## WHAT YOU HAVE TO DO
Read the data and repeat it in full, exactly.

═══ EXERCISE DATA ═══

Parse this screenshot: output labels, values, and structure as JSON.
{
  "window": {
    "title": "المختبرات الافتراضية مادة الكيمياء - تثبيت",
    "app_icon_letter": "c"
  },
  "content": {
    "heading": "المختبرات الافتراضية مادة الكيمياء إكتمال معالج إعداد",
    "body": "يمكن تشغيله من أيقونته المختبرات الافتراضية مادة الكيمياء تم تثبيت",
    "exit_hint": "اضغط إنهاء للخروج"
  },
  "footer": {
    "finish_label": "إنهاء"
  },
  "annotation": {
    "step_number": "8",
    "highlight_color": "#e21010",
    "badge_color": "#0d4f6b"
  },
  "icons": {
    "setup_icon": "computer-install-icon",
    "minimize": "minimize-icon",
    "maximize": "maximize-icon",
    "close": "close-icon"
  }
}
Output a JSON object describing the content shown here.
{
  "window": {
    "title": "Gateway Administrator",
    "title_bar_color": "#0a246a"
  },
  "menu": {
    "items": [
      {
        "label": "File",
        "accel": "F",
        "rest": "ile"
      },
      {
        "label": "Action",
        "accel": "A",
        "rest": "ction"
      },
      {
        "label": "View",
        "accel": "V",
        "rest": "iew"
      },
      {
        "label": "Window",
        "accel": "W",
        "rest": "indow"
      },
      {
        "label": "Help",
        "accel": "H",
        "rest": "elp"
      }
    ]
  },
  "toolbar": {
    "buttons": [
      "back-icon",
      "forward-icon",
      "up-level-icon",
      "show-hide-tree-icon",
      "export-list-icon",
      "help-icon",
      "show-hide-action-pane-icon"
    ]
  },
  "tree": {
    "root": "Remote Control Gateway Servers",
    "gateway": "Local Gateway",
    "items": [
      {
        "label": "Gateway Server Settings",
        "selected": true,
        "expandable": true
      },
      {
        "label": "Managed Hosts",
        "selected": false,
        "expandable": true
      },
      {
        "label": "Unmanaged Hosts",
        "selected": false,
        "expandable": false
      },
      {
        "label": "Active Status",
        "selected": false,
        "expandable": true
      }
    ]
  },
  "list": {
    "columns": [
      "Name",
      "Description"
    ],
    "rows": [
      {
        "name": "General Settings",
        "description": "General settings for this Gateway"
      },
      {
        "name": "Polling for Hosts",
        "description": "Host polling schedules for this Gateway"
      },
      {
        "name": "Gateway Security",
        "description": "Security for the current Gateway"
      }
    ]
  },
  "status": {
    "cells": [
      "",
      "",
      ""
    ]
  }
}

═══

## SOLUTION TO THIS EXERCISE
Parse this screenshot: output labels, values, and structure as JSON.
{
  "window": {
    "title": "المختبرات الافتراضية مادة الكيمياء - تثبيت",
    "app_icon_letter": "c"
  },
  "content": {
    "heading": "المختبرات الافتراضية مادة الكيمياء إكتمال معالج إعداد",
    "body": "يمكن تشغيله من أيقونته المختبرات الافتراضية مادة الكيمياء تم تثبيت",
    "exit_hint": "اضغط إنهاء للخروج"
  },
  "footer": {
    "finish_label": "إنهاء"
  },
  "annotation": {
    "step_number": "8",
    "highlight_color": "#e21010",
    "badge_color": "#0d4f6b"
  },
  "icons": {
    "setup_icon": "computer-install-icon",
    "minimize": "minimize-icon",
    "maximize": "maximize-icon",
    "close": "close-icon"
  }
}
Output a JSON object describing the content shown here.
{
  "window": {
    "title": "Gateway Administrator",
    "title_bar_color": "#0a246a"
  },
  "menu": {
    "items": [
      {
        "label": "File",
        "accel": "F",
        "rest": "ile"
      },
      {
        "label": "Action",
        "accel": "A",
        "rest": "ction"
      },
      {
        "label": "View",
        "accel": "V",
        "rest": "iew"
      },
      {
        "label": "Window",
        "accel": "W",
        "rest": "indow"
      },
      {
        "label": "Help",
        "accel": "H",
        "rest": "elp"
      }
    ]
  },
  "toolbar": {
    "buttons": [
      "back-icon",
      "forward-icon",
      "up-level-icon",
      "show-hide-tree-icon",
      "export-list-icon",
      "help-icon",
      "show-hide-action-pane-icon"
    ]
  },
  "tree": {
    "root": "Remote Control Gateway Servers",
    "gateway": "Local Gateway",
    "items": [
      {
        "label": "Gateway Server Settings",
        "selected": true,
        "expandable": true
      },
      {
        "label": "Managed Hosts",
        "selected": false,
        "expandable": true
      },
      {
        "label": "Unmanaged Hosts",
        "selected": false,
        "expandable": false
      },
      {
        "label": "Active Status",
        "selected": false,
        "expandable": true
      }
    ]
  },
  "list": {
    "columns": [
      "Name",
      "Description"
    ],
    "rows": [
      {
        "name": "General Settings",
        "description": "General settings for this Gateway"
      },
      {
        "name": "Polling for Hosts",
        "description": "Host polling schedules for this Gateway"
      },
      {
        "name": "Gateway Security",
        "description": "Security for the current Gateway"
      }
    ]
  },
  "status": {
    "cells": [
      "",
      "",
      ""
    ]
  }
}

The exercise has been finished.